*** Block opens ***

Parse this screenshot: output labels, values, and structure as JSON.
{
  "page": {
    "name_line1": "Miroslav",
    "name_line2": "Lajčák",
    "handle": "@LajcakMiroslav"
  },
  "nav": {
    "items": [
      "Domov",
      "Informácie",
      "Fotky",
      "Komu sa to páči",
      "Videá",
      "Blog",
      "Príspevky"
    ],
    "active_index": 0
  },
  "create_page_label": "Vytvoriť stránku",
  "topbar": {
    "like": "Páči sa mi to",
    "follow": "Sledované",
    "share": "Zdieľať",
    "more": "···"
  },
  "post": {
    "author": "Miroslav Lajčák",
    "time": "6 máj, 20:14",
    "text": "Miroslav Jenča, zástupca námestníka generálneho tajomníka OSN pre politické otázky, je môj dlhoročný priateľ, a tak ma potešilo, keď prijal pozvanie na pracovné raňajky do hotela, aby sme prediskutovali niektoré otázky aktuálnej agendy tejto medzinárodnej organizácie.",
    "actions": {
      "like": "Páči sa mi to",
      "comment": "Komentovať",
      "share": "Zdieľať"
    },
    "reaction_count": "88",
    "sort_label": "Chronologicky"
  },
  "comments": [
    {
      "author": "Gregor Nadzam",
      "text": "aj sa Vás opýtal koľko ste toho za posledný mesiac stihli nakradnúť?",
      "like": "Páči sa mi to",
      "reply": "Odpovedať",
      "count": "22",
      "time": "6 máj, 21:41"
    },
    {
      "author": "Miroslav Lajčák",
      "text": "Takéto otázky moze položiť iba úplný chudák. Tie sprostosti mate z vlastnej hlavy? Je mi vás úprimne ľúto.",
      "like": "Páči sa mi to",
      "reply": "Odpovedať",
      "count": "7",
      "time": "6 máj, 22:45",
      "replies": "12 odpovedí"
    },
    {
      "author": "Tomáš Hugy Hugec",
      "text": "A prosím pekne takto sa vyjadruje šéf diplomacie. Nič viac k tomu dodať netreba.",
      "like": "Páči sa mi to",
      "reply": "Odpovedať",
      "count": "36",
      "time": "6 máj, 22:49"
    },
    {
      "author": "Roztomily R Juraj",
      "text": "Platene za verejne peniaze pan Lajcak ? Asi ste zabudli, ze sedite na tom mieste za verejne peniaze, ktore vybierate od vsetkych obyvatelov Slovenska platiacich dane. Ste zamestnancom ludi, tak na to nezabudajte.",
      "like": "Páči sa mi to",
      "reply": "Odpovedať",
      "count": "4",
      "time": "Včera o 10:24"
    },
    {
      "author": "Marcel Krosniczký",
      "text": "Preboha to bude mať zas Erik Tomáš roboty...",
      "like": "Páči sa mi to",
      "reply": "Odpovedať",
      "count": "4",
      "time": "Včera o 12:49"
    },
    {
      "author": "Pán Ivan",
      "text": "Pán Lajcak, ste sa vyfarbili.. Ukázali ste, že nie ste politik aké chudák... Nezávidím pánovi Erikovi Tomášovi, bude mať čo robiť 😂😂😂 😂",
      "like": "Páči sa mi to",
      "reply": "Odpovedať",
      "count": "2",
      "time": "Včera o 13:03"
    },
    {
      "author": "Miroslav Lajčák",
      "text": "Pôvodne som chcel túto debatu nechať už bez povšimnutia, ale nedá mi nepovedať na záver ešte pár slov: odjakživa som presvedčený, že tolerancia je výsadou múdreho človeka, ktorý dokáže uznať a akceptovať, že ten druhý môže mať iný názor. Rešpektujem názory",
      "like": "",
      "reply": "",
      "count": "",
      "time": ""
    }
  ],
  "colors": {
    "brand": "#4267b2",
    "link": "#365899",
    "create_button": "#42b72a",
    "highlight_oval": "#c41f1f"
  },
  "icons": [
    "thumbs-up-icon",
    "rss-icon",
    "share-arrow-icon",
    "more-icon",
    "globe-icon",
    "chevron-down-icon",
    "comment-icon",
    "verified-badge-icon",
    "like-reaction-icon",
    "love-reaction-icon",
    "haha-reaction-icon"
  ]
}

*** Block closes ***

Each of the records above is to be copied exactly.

◆ **SOLUTION TO THIS EXERCISE**:
Parse this screenshot: output labels, values, and structure as JSON.
{
  "page": {
    "name_line1": "Miroslav",
    "name_line2": "Lajčák",
    "handle": "@LajcakMiroslav"
  },
  "nav": {
    "items": [
      "Domov",
      "Informácie",
      "Fotky",
      "Komu sa to páči",
      "Videá",
      "Blog",
      "Príspevky"
    ],
    "active_index": 0
  },
  "create_page_label": "Vytvoriť stránku",
  "topbar": {
    "like": "Páči sa mi to",
    "follow": "Sledované",
    "share": "Zdieľať",
    "more": "···"
  },
  "post": {
    "author": "Miroslav Lajčák",
    "time": "6 máj, 20:14",
    "text": "Miroslav Jenča, zástupca námestníka generálneho tajomníka OSN pre politické otázky, je môj dlhoročný priateľ, a tak ma potešilo, keď prijal pozvanie na pracovné raňajky do hotela, aby sme prediskutovali niektoré otázky aktuálnej agendy tejto medzinárodnej organizácie.",
    "actions": {
      "like": "Páči sa mi to",
      "comment": "Komentovať",
      "share": "Zdieľať"
    },
    "reaction_count": "88",
    "sort_label": "Chronologicky"
  },
  "comments": [
    {
      "author": "Gregor Nadzam",
      "text": "aj sa Vás opýtal koľko ste toho za posledný mesiac stihli nakradnúť?",
      "like": "Páči sa mi to",
      "reply": "Odpovedať",
      "count": "22",
      "time": "6 máj, 21:41"
    },
    {
      "author": "Miroslav Lajčák",
      "text": "Takéto otázky moze položiť iba úplný chudák. Tie sprostosti mate z vlastnej hlavy? Je mi vás úprimne ľúto.",
      "like": "Páči sa mi to",
      "reply": "Odpovedať",
      "count": "7",
      "time": "6 máj, 22:45",
      "replies": "12 odpovedí"
    },
    {
      "author": "Tomáš Hugy Hugec",
      "text": "A prosím pekne takto sa vyjadruje šéf diplomacie. Nič viac k tomu dodať netreba.",
      "like": "Páči sa mi to",
      "reply": "Odpovedať",
      "count": "36",
      "time": "6 máj, 22:49"
    },
    {
      "author": "Roztomily R Juraj",
      "text": "Platene za verejne peniaze pan Lajcak ? Asi ste zabudli, ze sedite na tom mieste za verejne peniaze, ktore vybierate od vsetkych obyvatelov Slovenska platiacich dane. Ste zamestnancom ludi, tak na to nezabudajte.",
      "like": "Páči sa mi to",
      "reply": "Odpovedať",
      "count": "4",
      "time": "Včera o 10:24"
    },
    {
      "author": "Marcel Krosniczký",
      "text": "Preboha to bude mať zas Erik Tomáš roboty...",
      "like": "Páči sa mi to",
      "reply": "Odpovedať",
      "count": "4",
      "time": "Včera o 12:49"
    },
    {
      "author": "Pán Ivan",
      "text": "Pán Lajcak, ste sa vyfarbili.. Ukázali ste, že nie ste politik aké chudák... Nezávidím pánovi Erikovi Tomášovi, bude mať čo robiť 😂😂😂 😂",
      "like": "Páči sa mi to",
      "reply": "Odpovedať",
      "count": "2",
      "time": "Včera o 13:03"
    },
    {
      "author": "Miroslav Lajčák",
      "text": "Pôvodne som chcel túto debatu nechať už bez povšimnutia, ale nedá mi nepovedať na záver ešte pár slov: odjakživa som presvedčený, že tolerancia je výsadou múdreho človeka, ktorý dokáže uznať a akceptovať, že ten druhý môže mať iný názor. Rešpektujem názory",
      "like": "",
      "reply": "",
      "count": "",
      "time": ""
    }
  ],
  "colors": {
    "brand": "#4267b2",
    "link": "#365899",
    "create_button": "#42b72a",
    "highlight_oval": "#c41f1f"
  },
  "icons": [
    "thumbs-up-icon",
    "rss-icon",
    "share-arrow-icon",
    "more-icon",
    "globe-icon",
    "chevron-down-icon",
    "comment-icon",
    "verified-badge-icon",
    "like-reaction-icon",
    "love-reaction-icon",
    "haha-reaction-icon"
  ]
}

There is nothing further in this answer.